*And while Trump scaled back ISDS, he left it in place for US fossil fuel investors in Mexico. The message: ISDS is actually needed in extractive sectors with long-term capital investments. (qz.com/1412330/the-ne…) This is why environmental groups opposed the new NAFTA — both the 2018 and 2019 versions. (nrdc.org/experts/amanda…) According to polling by @DataProgress, voters really didn’t like the failure to address climate change in the agreement. (dataforprogress.org/memos/voters-s…) In coming out in favor, Warren aligns herself with Biden and Klobuchar, and against Sanders, who had a very Warren circa-2018 take on the deal. (theweek.com/speedreads/885…) She also puts herself apart from the leaders of the House Progressive Caucus, the Squad, and a number of her House endorsers.
As was CPC Emeritus Chair @RepBarbaraLee — no stranger to tough votes.
What happens now? First, Trump and the GOP will claim on his signature issue that Warren agrees with them. Their message has been that Dems created uncertainty by delaying the vote for political reasons for a year on something they ended up agreeing with.
I watched the whole proceeding, and this was totally one of the throughlines. https://twitter.com/sabrod123/status/1207833486201151488 …

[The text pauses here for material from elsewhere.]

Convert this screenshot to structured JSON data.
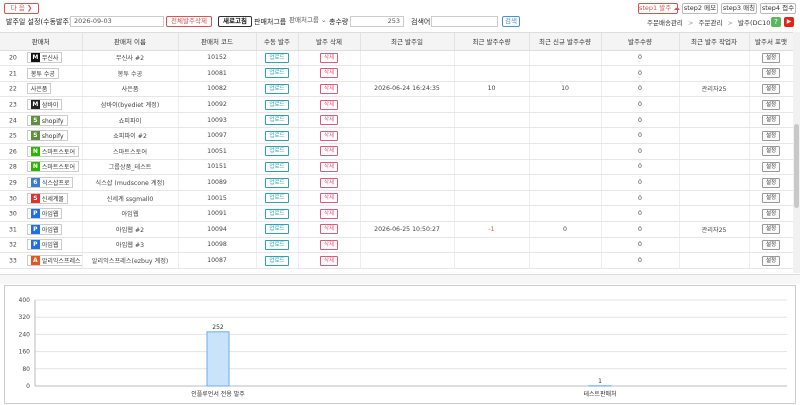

The message that most Dems are leaning on — that it was a horrible deal in 2018 until they got improvements in 2019 — will be hard to run on. Presidents get the credit for deals made under their watch, and nuance will be lost. Especially with Trump.
A few topline takeaways while we wait for the USMCA vote
1. The GOP absolutely has their message lined up: Trump is great, USMCA is great, promises kept, and every day of delay helped China.
2. The Dems, not so much.https://twitter.com/toddntucker/status/1207697707453833217 …
Second, and most crucially for the next month, this NAFTA flip will further cement skepticism on the left about Warren’s foreign policies. (jacobinmag.com/2019/12/bernie…) Sanders has already taken the gloves off in going after other candidates on trade. And in this phase of the race, trade will now be a further way he can differentiate himself from the whole field. (washingtonpost.com/politics/ascen…)
Warren has great plans that show a deep sense of how to turn around the administrative state for progressive ends. But plans and messages must feed each other.
Major new @ewarren plan on fighting global financial corruption. Nicely ties together the global *and* local nature of the problem.https://elizabethwarren.com/plans/international-corruption?source=soc-WB-ew-tw-rollout-20191216 …
To be fair, this whole situation was set into motion the second Trump stepped into the 2016 race and then appointed operators like Bob Lighthizer to execute on his political vision. They rightly calculated that trade was a way to split Dems. It worked. Is the latest statement a gamble that trade politics have gotten so scrambled that there’s no upside to any position and voters won’t pay attention? Maybe. But that backfired for Dems last time in the states that count. END (qz.com/792558/preside…)
(Taken from this thread.)